The problem with this rhetorical question is that, irony of ironies, it's employed by people who have a habit of unnecessarily multiplying pluralities. In other words, they violate Occam's razor.
Take, for example, the topic of a psychic, like John Edward, who reportedly researches his victims before his sessions, and a woo who insists he's psychic. Which situation is more complicated?: The one where JE uses Google, obituaries, information-extracting accomplices, and cold reading techniques in addition to the previously stated hot reading ones, or that he uses psychic powers?

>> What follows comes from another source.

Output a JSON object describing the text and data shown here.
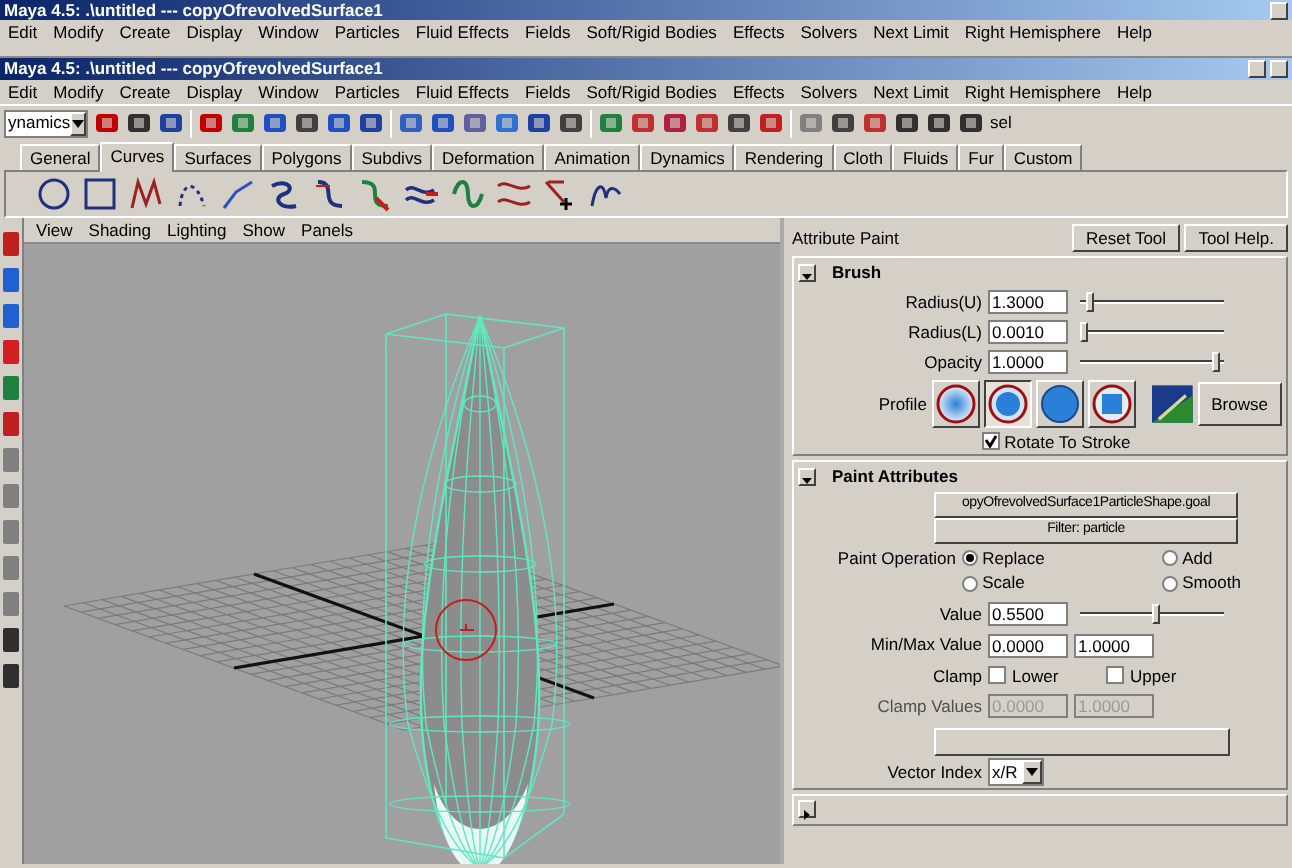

Well, if someone's directed you to this Doggerel in response to post or comment of yours, the answer may be surprising: The psychic power scenario is actually more complicated: We know that Google exists. We know that obituaries exist. We know that some people use accomplices to extract information. We know cold reading exists. (It's detailed in some stage magic books.) Any one of these may be able to suffice. Psychic powers are, at best, in dispute, and unnecessary to explain JE's performances.
That's why the tests like Randi's are important: Eliminate the known explanations, so that psychic explanations and the like become necessary to explain the results.
Of course, if psychic powers and other woo things do exist, it becomes necessary to explain why no one has been able to pass a genuine test using them. It also becomes necessary to explain why paranormal research has made zero progress.
All of this applies pretty equally to all woo: They all posit entities that would easily pass some tests, but such tests always end in failure, and are typically avoided. Whether it's the alleged link between thimerosal and autism or Bigfoot, they all have to explain the evasions and failures, often citing an even more absurd entity: A conspiracy of millions that works perfectly.